**About this exercise**
Output all entries verbatim, dropping pictures.

═══ Extracted data

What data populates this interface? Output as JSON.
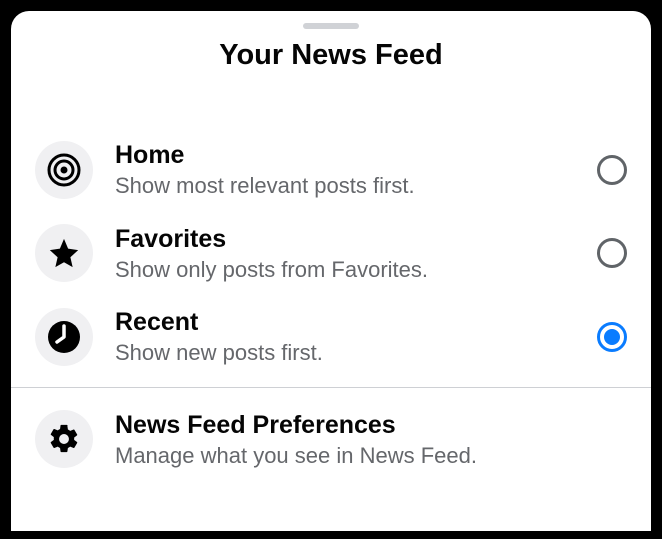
{
  "header": {
    "title": "Your News Feed"
  },
  "options": [
    {
      "id": "home",
      "title": "Home",
      "subtitle": "Show most relevant posts first.",
      "selected": false
    },
    {
      "id": "favorites",
      "title": "Favorites",
      "subtitle": "Show only posts from Favorites.",
      "selected": false
    },
    {
      "id": "recent",
      "title": "Recent",
      "subtitle": "Show new posts first.",
      "selected": true
    }
  ],
  "preferences": {
    "title": "News Feed Preferences",
    "subtitle": "Manage what you see in News Feed."
  }
}
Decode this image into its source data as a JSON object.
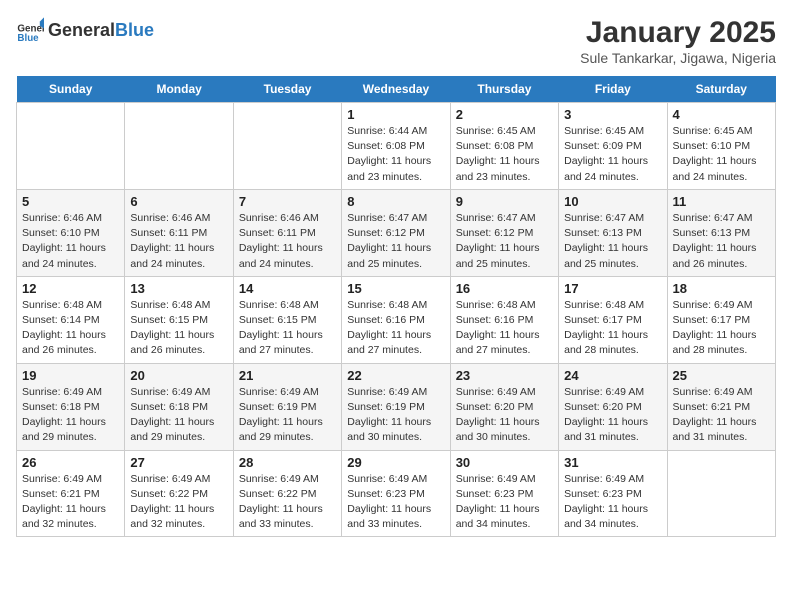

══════

**Answer below**
What data populates this interface? Output as JSON.
{
  "header": {
    "title": "Your News Feed"
  },
  "options": [
    {
      "id": "home",
      "title": "Home",
      "subtitle": "Show most relevant posts first.",
      "selected": false
    },
    {
      "id": "favorites",
      "title": "Favorites",
      "subtitle": "Show only posts from Favorites.",
      "selected": false
    },
    {
      "id": "recent",
      "title": "Recent",
      "subtitle": "Show new posts first.",
      "selected": true
    }
  ],
  "preferences": {
    "title": "News Feed Preferences",
    "subtitle": "Manage what you see in News Feed."
  }
}
Decode this image into its source data as a JSON object.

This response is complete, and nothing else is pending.